A recent post by David Leonhardt on “the declining payoff from black colleges” caught my interest. I went to an HBCU (historically black college and university) in the late ‘80s and early ‘90s. I often refer to my undergraduate years as “the best years of my life.” I grew up there. I learned a lot about myself, my strengths, and my weaknesses. I was encouraged, challenged, and supported. My alma mater was all things that I expected a college to be, and, in my opinion, a good investment. My parents went to an HBCU. So did my brother, sister, brother-in-law, sister-in-law, etc. It was the top choice for all of us, and we all have gone on to do some pretty cool things. So when I hear folks questioning the relevancy of black colleges, which seems to come up every couple of years or so, I rarely engage.
But the most recent iteration of the discussion, in the comments following Leonhardt’s post and here and here, has me thinking more about the issue. And not because I think the question about relevance is a valid one. But more so because the question itself, and the consistent attention to it, clearly stunts the larger and much more important conversation: how best to educate traditionally underserved students.
Every time someone puts forth a critique (objective or not) of black colleges and other minority-serving institutions, the conversation turns toward whether or not such colleges are relevant. The shift leaves no room for a real discussion. Someone will argue, “Yes, they are relevant. Look at Oprah Winfrey” (a Tennessee State graduate). Someone else will argue, “No, they aren’t. We have an African American president.” The result is a stalemate. No side wins — not the cheerleaders, not the naysayers, and most of all not current students or prospective ones.

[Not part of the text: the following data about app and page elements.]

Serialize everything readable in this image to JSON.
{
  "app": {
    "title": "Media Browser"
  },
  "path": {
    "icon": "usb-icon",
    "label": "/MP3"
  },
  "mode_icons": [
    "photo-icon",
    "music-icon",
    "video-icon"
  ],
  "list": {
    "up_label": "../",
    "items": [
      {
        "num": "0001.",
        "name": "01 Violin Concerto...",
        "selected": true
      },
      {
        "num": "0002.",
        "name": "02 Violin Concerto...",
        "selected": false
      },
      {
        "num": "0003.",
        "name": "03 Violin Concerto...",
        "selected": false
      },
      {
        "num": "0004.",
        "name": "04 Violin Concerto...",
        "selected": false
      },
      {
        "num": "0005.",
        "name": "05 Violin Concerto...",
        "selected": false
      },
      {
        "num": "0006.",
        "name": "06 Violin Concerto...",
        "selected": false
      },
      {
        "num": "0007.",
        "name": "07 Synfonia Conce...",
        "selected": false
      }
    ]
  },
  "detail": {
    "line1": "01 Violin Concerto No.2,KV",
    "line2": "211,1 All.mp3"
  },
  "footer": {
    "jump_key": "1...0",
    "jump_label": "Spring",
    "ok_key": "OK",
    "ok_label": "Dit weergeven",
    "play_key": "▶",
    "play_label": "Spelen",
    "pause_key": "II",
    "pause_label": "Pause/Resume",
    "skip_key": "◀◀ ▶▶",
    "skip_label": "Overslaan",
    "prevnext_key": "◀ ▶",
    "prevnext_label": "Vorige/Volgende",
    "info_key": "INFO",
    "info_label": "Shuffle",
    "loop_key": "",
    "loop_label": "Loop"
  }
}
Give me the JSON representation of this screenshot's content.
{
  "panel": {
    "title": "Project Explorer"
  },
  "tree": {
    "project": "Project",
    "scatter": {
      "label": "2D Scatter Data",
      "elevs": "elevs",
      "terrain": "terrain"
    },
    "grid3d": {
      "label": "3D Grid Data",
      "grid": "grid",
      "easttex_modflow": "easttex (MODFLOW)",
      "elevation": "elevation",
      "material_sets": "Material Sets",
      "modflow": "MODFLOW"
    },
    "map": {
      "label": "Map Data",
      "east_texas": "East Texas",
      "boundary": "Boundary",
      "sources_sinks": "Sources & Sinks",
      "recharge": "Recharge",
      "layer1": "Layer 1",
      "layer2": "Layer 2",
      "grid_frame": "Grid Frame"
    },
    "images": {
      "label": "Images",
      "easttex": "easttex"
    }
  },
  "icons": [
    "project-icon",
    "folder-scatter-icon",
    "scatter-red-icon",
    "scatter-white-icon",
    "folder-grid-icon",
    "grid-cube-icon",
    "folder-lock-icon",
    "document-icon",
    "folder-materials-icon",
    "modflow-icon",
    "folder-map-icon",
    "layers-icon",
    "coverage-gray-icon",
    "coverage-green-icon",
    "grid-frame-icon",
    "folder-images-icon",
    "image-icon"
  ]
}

Oprah and President Obama aside, many students see these schools as good options for a number of valid reasons: program offerings, open admissions, low costs, reputation, location, demographics, etc. And many of these prospective students — especially those with low-incomes and those that are the first in their families to go to college — will help us meet what is now a national priority: having the highest proportion of college graduates in the world.
A more serviceable question, therefore, is not one of black colleges’ relevancy, but of their reality. Some black colleges are outperforming colleges of all types in recruiting and graduating low-income students. Some have overall graduation rates above the norm (even, perhaps, with large numbers of students needing remediation). Some are finding creative ways to keep their students out of loan default. And some are producing a large percentage of students in the STEM fields, areas where African American students have traditionally struggled.
HBCUs are clearly relevant. They are succeeding at the most difficult and pressing higher education challenges we’re facing as a nation. And just like in all education sectors — private liberal arts colleges, public research universities, for-profit colleges, elementary charter schools, etc. — there are some poor performers. But there are some standouts. We can learn from these successes to improve the less successful HBCUs and, just as importantly, to improve all institutions that serve diverse students.
As we asked last year at an Education Sector event, “What can we learn from minority-serving institutions about improving student success?” To have a real discussion, one that will lead to meeting national priorities and improving our higher education system, I think that’s the relevant question.